Stage Manager: Natalie Andric (Young Harris College)
James – Cypress Wade (Pellissippi State College)
Iris – Victoria Mitchell (Meredith College)
Stage Directions- Carlee McClary (University of South Carolina-Aiken)
Waiting for a Show
“People talk about the guy that’s waiting on a girl.”—The Script
Stuck…cemented in one spot…waiting for something…something that may never come. You yourselves are waiting, waiting for a show, something you know will come within minutes. But what if it didn’t? You could be sitting here waiting, immovable, for who knows how long.
“The Man Who Can’t Be Moved” features a man who is waiting on the corner for a lost love. Determined to not let anything interfere with his plan, he stands through the rain and snow waiting for a girl that never comes. It is his dedication to the past that drives the song forward without ever giving a clear answer of where he will end up.
The Great Gatsby introduces readers to Jay Gatsby, the wealthy protagonist who stares nightly at a green light emanating from the end of Daisy’s dock. It is his hope to rekindle the connection they lost years ago. The green light gives him hope, but also leads to an obsession that holds him back in ways he could never realize.
The Green Light by Skylar Grieco is inspired by the pop song “The Man Who Can’t Be Moved” made famous by the Script, and F. Scott Fitzgerald’s novel The Great Gatsby. The show contextualizes these themes with a new significance that culminates in the connection that Iris and James form as they both look for something greater than themselves.
So as you sit here waiting for a show, I ask you, what’s worth moving for?
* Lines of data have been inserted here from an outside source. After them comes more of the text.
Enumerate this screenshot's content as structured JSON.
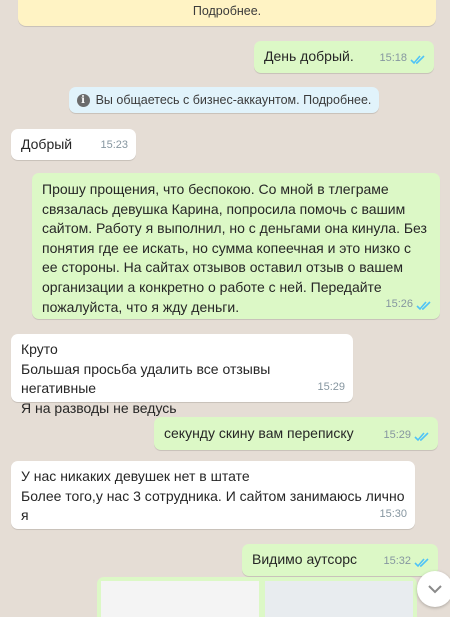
{
  "banner": {
    "text": "Подробнее."
  },
  "system_notice": {
    "icon": "info-icon",
    "text": "Вы общаетесь с бизнес-аккаунтом. Подробнее."
  },
  "messages": [
    {
      "dir": "out",
      "text": "День добрый.",
      "time": "15:18",
      "read": true
    },
    {
      "dir": "in",
      "text": "Добрый",
      "time": "15:23"
    },
    {
      "dir": "out",
      "text": "Прошу прощения, что беспокою. Со мной в тлеграме\nсвязалась девушка Карина, попросила помочь с вашим\nсайтом. Работу я выполнил, но с деньгами она кинула. Без\nпонятия где ее искать, но сумма копеечная и это низко с\nее стороны. На сайтах отзывов оставил отзыв о вашем\nорганизации а конкретно о работе с ней. Передайте\nпожалуйста, что я жду деньги.",
      "time": "15:26",
      "read": true
    },
    {
      "dir": "in",
      "text": "Круто\nБольшая просьба удалить все отзывы негативные\nЯ на разводы не ведусь",
      "time": "15:29"
    },
    {
      "dir": "out",
      "text": "секунду скину вам переписку",
      "time": "15:29",
      "read": true
    },
    {
      "dir": "in",
      "text": "У нас никаких девушек нет в штате\nБолее того,у нас 3 сотрудника. И сайтом занимаюсь лично\nя",
      "time": "15:30"
    },
    {
      "dir": "out",
      "text": "Видимо аутсорс",
      "time": "15:32",
      "read": true
    }
  ],
  "colors": {
    "outgoing": "#dcf8c6",
    "incoming": "#ffffff",
    "background": "#e5ddd5",
    "read_ticks": "#4fc3f7"
  },
  "scroll_button": {
    "icon": "chevron-down-icon"
  }
}
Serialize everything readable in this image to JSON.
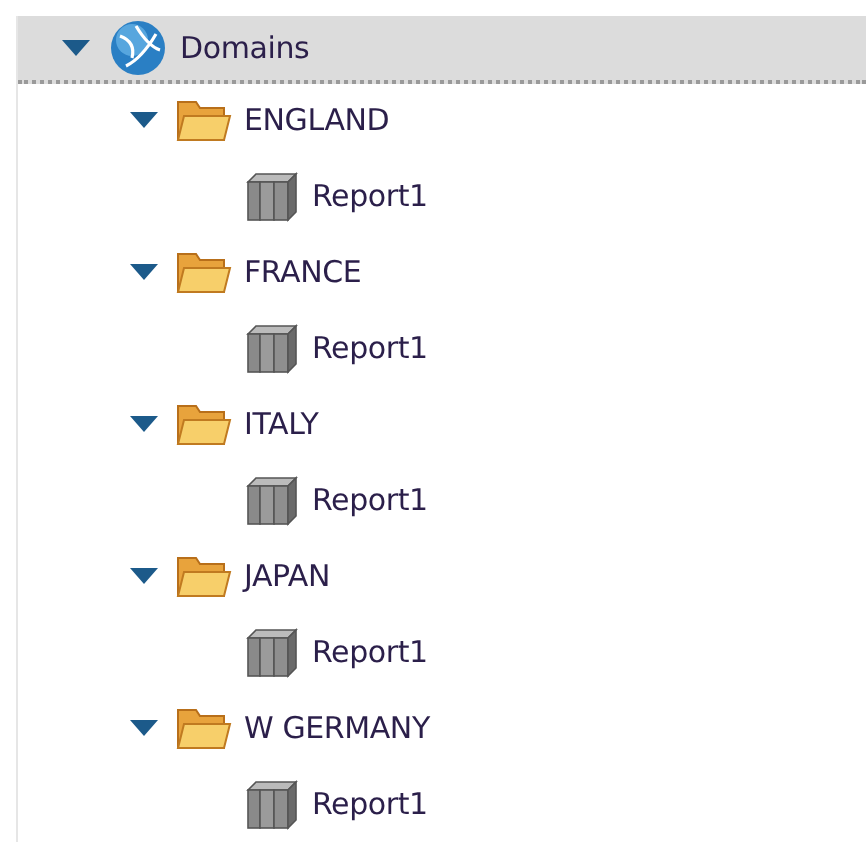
{
  "tree": {
    "label": "Domains",
    "kind": "domain",
    "expanded": true,
    "selected": true,
    "children": [
      {
        "label": "ENGLAND",
        "kind": "folder",
        "expanded": true,
        "selected": false,
        "children": [
          {
            "label": "Report1",
            "kind": "report",
            "selected": false
          }
        ]
      },
      {
        "label": "FRANCE",
        "kind": "folder",
        "expanded": true,
        "selected": false,
        "children": [
          {
            "label": "Report1",
            "kind": "report",
            "selected": false
          }
        ]
      },
      {
        "label": "ITALY",
        "kind": "folder",
        "expanded": true,
        "selected": false,
        "children": [
          {
            "label": "Report1",
            "kind": "report",
            "selected": false
          }
        ]
      },
      {
        "label": "JAPAN",
        "kind": "folder",
        "expanded": true,
        "selected": false,
        "children": [
          {
            "label": "Report1",
            "kind": "report",
            "selected": false
          }
        ]
      },
      {
        "label": "W GERMANY",
        "kind": "folder",
        "expanded": true,
        "selected": false,
        "children": [
          {
            "label": "Report1",
            "kind": "report",
            "selected": false
          }
        ]
      }
    ]
  }
}
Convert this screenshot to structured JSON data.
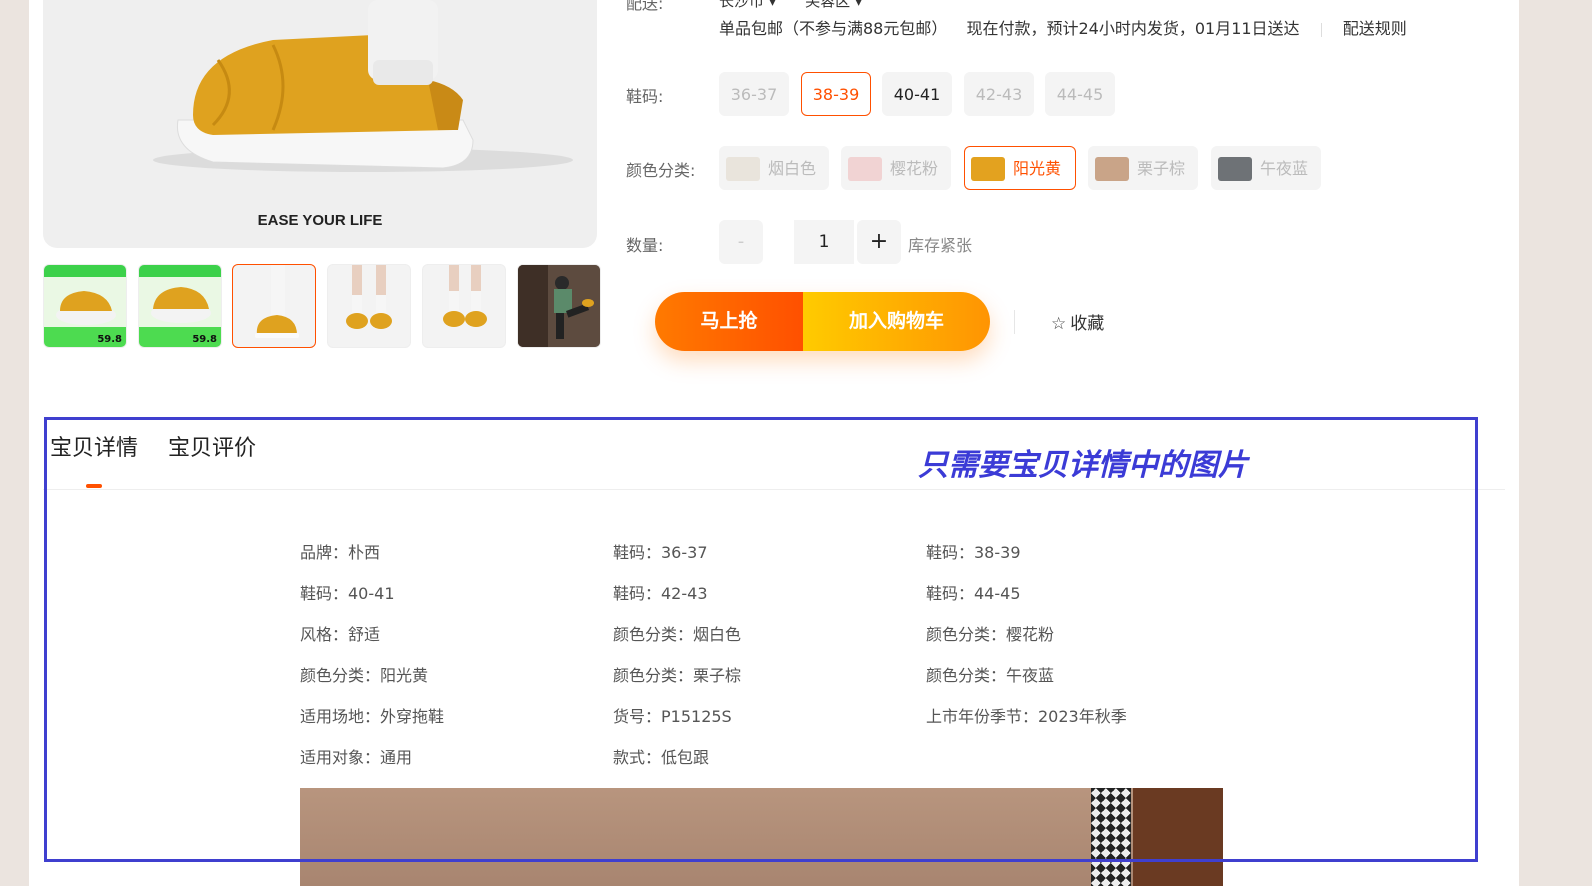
{
  "product": {
    "main_image_caption": "EASE YOUR LIFE",
    "thumbnails": [
      {
        "name": "thumb-1",
        "label": "59.8"
      },
      {
        "name": "thumb-2",
        "label": "59.8"
      },
      {
        "name": "thumb-3",
        "label": ""
      },
      {
        "name": "thumb-4",
        "label": ""
      },
      {
        "name": "thumb-5",
        "label": ""
      },
      {
        "name": "thumb-6",
        "label": ""
      }
    ],
    "selected_thumbnail_index": 3
  },
  "delivery": {
    "label": "配送:",
    "city": "长沙市",
    "district": "芙蓉区",
    "shipping_note": "单品包邮（不参与满88元包邮）",
    "dispatch_note": "现在付款，预计24小时内发货，01月11日送达",
    "rules_link": "配送规则"
  },
  "size": {
    "label": "鞋码:",
    "options": [
      "36-37",
      "38-39",
      "40-41",
      "42-43",
      "44-45"
    ],
    "selected": "38-39",
    "available": [
      "38-39",
      "40-41"
    ]
  },
  "color": {
    "label": "颜色分类:",
    "options": [
      "烟白色",
      "樱花粉",
      "阳光黄",
      "栗子棕",
      "午夜蓝"
    ],
    "selected": "阳光黄",
    "swatch_colors": [
      "#e9e4dc",
      "#f1d3d3",
      "#e3a21f",
      "#c9a488",
      "#6e7276"
    ]
  },
  "quantity": {
    "label": "数量:",
    "minus": "-",
    "value": "1",
    "plus": "+",
    "stock_note": "库存紧张"
  },
  "actions": {
    "buy_now": "马上抢",
    "add_to_cart": "加入购物车",
    "favorite": "收藏",
    "favorite_icon": "☆"
  },
  "tabs": {
    "items": [
      "宝贝详情",
      "宝贝评价"
    ],
    "active": "宝贝详情"
  },
  "attributes": [
    [
      "品牌：朴西",
      "鞋码：36-37",
      "鞋码：38-39"
    ],
    [
      "鞋码：40-41",
      "鞋码：42-43",
      "鞋码：44-45"
    ],
    [
      "风格：舒适",
      "颜色分类：烟白色",
      "颜色分类：樱花粉"
    ],
    [
      "颜色分类：阳光黄",
      "颜色分类：栗子棕",
      "颜色分类：午夜蓝"
    ],
    [
      "适用场地：外穿拖鞋",
      "货号：P15125S",
      "上市年份季节：2023年秋季"
    ],
    [
      "适用对象：通用",
      "款式：低包跟",
      ""
    ]
  ],
  "annotation": {
    "text": "只需要宝贝详情中的图片",
    "color": "#3b3bd6"
  },
  "colors": {
    "accent": "#ff5000",
    "buy_gradient": [
      "#ff7a00",
      "#ff5000"
    ],
    "cart_gradient": [
      "#ffcb00",
      "#ff9402"
    ]
  }
}
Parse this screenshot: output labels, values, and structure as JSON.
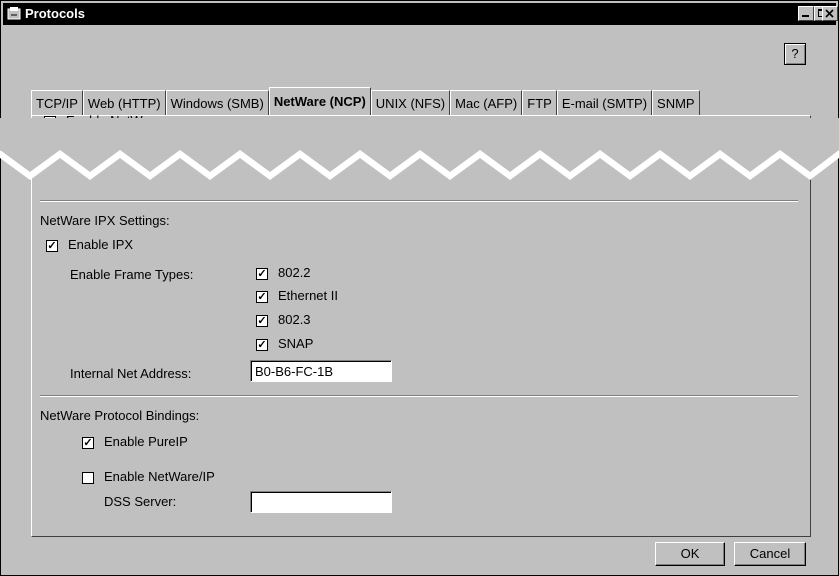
{
  "window": {
    "title": "Protocols",
    "help_label": "?"
  },
  "tabs": [
    {
      "label": "TCP/IP"
    },
    {
      "label": "Web (HTTP)"
    },
    {
      "label": "Windows (SMB)"
    },
    {
      "label": "NetWare (NCP)",
      "active": true
    },
    {
      "label": "UNIX (NFS)"
    },
    {
      "label": "Mac (AFP)"
    },
    {
      "label": "FTP"
    },
    {
      "label": "E-mail (SMTP)"
    },
    {
      "label": "SNMP"
    }
  ],
  "netware": {
    "enable_label": "Enable NetWare",
    "enable_checked": true
  },
  "ipx": {
    "section_title": "NetWare IPX Settings:",
    "enable_label": "Enable IPX",
    "enable_checked": true,
    "frame_types_label": "Enable Frame Types:",
    "frame_types": [
      {
        "label": "802.2",
        "checked": true
      },
      {
        "label": "Ethernet II",
        "checked": true
      },
      {
        "label": "802.3",
        "checked": true
      },
      {
        "label": "SNAP",
        "checked": true
      }
    ],
    "internal_net_label": "Internal Net Address:",
    "internal_net_value": "B0-B6-FC-1B"
  },
  "bindings": {
    "section_title": "NetWare Protocol Bindings:",
    "pureip_label": "Enable PureIP",
    "pureip_checked": true,
    "netwareip_label": "Enable NetWare/IP",
    "netwareip_checked": false,
    "dss_label": "DSS Server:",
    "dss_value": ""
  },
  "buttons": {
    "ok": "OK",
    "cancel": "Cancel"
  },
  "check_glyph": "✓"
}
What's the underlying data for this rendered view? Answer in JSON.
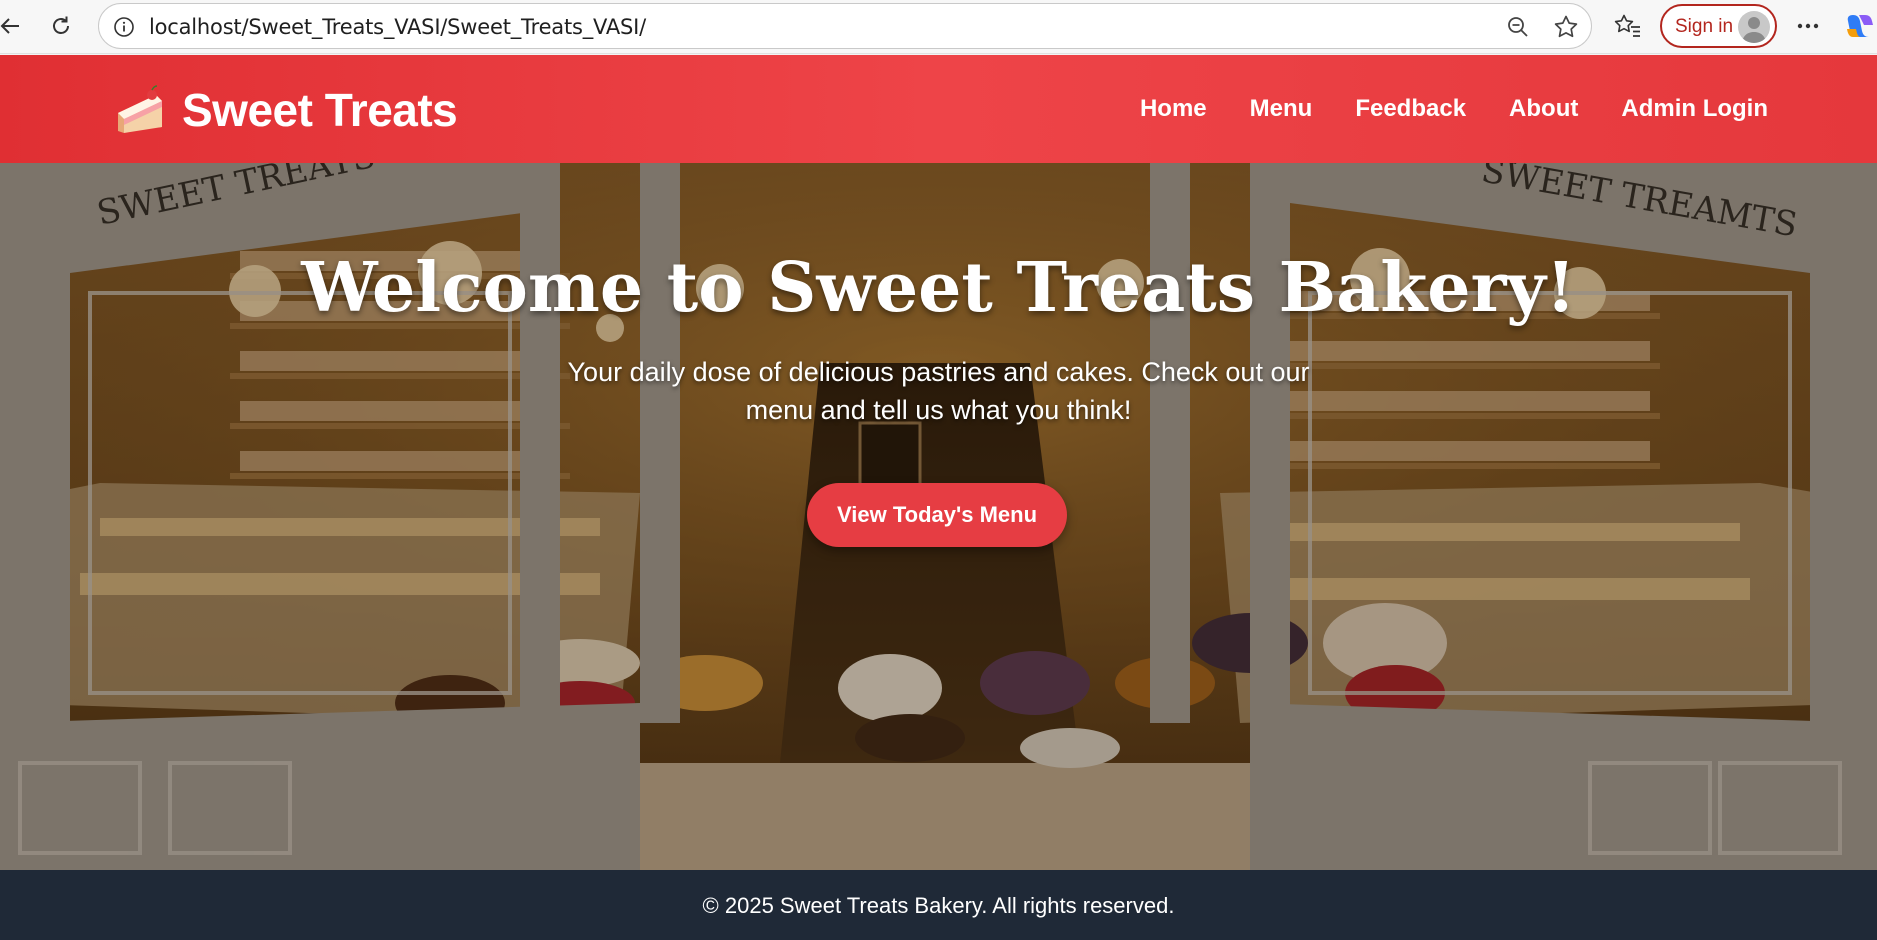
{
  "browser": {
    "url": "localhost/Sweet_Treats_VASI/Sweet_Treats_VASI/",
    "sign_in_label": "Sign in",
    "icons": [
      "back-icon",
      "refresh-icon",
      "info-icon",
      "zoom-out-icon",
      "favorite-star-icon",
      "favorites-list-icon",
      "more-icon",
      "copilot-icon"
    ]
  },
  "header": {
    "brand": "Sweet Treats",
    "nav": [
      "Home",
      "Menu",
      "Feedback",
      "About",
      "Admin Login"
    ]
  },
  "hero": {
    "title": "Welcome to Sweet Treats Bakery!",
    "subtitle": "Your daily dose of delicious pastries and cakes. Check out our menu and tell us what you think!",
    "cta_label": "View Today's Menu",
    "window_lettering": [
      "SWEET TREATS",
      "SWEET TREAMTS"
    ]
  },
  "footer": {
    "text": "© 2025 Sweet Treats Bakery. All rights reserved."
  },
  "colors": {
    "header_red": "#e5383c",
    "cta_red": "#e63d43",
    "footer_navy": "#1f2937",
    "signin_red": "#b3261e"
  }
}
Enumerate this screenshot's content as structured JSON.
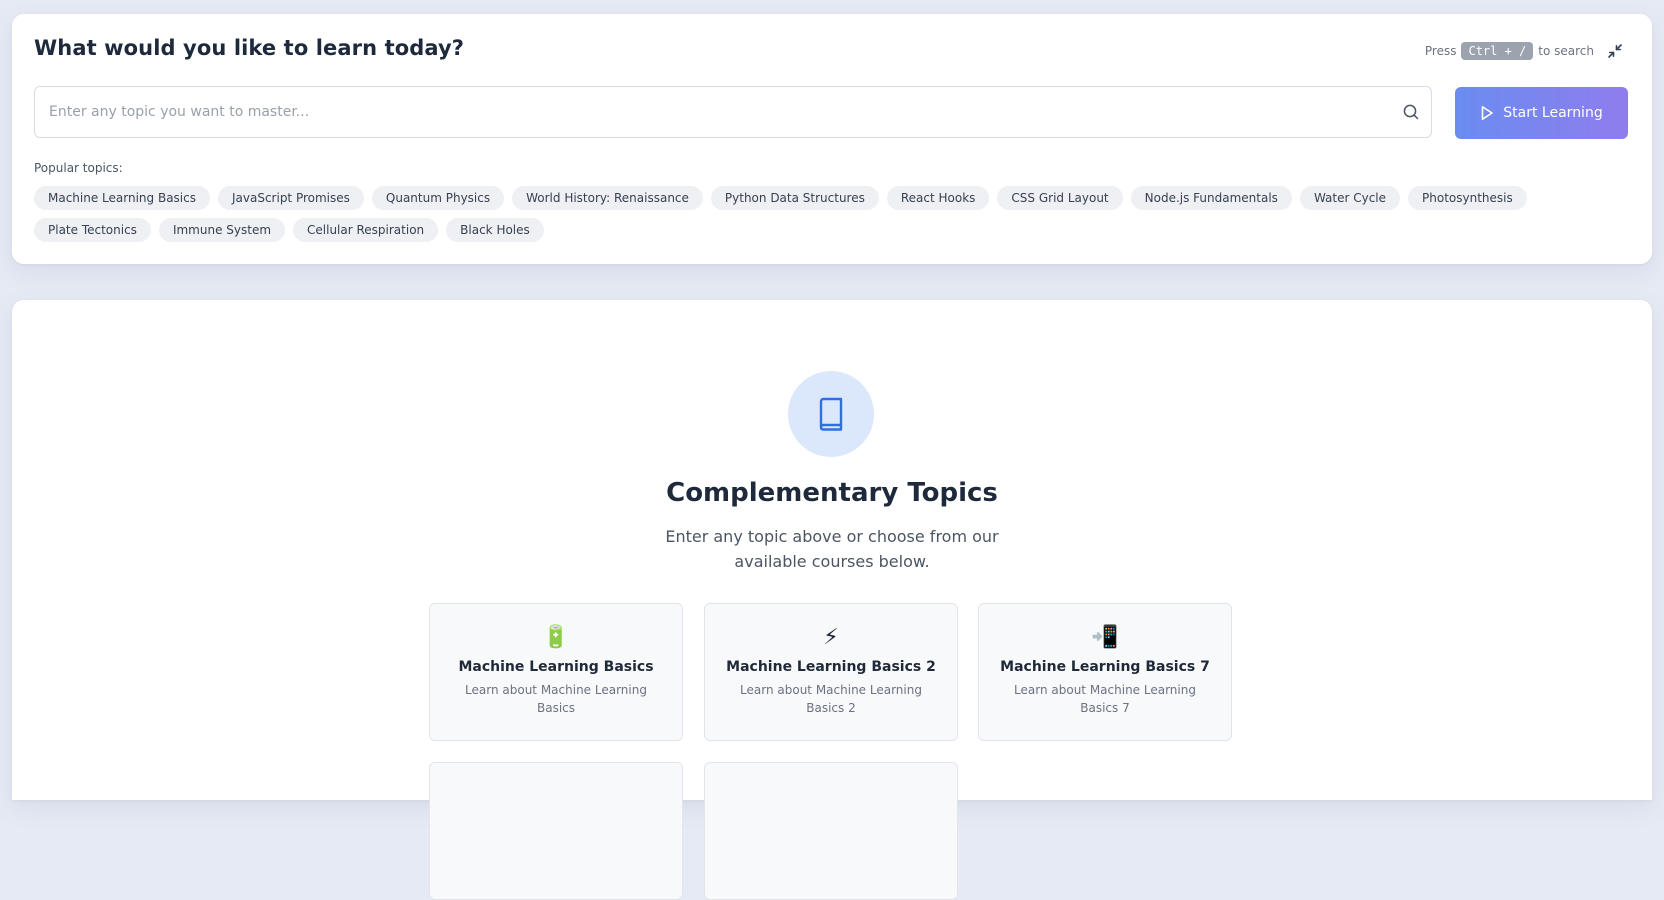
{
  "search_panel": {
    "title": "What would you like to learn today?",
    "shortcut_prefix": "Press",
    "shortcut_key": "Ctrl + /",
    "shortcut_suffix": "to search",
    "search_placeholder": "Enter any topic you want to master...",
    "search_value": "",
    "start_button_label": "Start Learning",
    "popular_label": "Popular topics:",
    "popular_topics": [
      "Machine Learning Basics",
      "JavaScript Promises",
      "Quantum Physics",
      "World History: Renaissance",
      "Python Data Structures",
      "React Hooks",
      "CSS Grid Layout",
      "Node.js Fundamentals",
      "Water Cycle",
      "Photosynthesis",
      "Plate Tectonics",
      "Immune System",
      "Cellular Respiration",
      "Black Holes"
    ]
  },
  "main_panel": {
    "icon": "book-icon",
    "title": "Complementary Topics",
    "subtitle": "Enter any topic above or choose from our available courses below.",
    "courses": [
      {
        "emoji": "🔋",
        "title": "Machine Learning Basics",
        "description": "Learn about Machine Learning Basics"
      },
      {
        "emoji": "⚡",
        "title": "Machine Learning Basics 2",
        "description": "Learn about Machine Learning Basics 2"
      },
      {
        "emoji": "📲",
        "title": "Machine Learning Basics 7",
        "description": "Learn about Machine Learning Basics 7"
      }
    ]
  },
  "colors": {
    "background": "#e6eaf4",
    "accent_start": "#6a8cf0",
    "accent_end": "#8f7ded",
    "hero_icon_bg": "#dbe8fb",
    "hero_icon_stroke": "#2f6fe0"
  }
}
Rachel Pelgen, Dramaturg (Morehead State University)
Nathan Petty, Dramaturg (Columbus State University)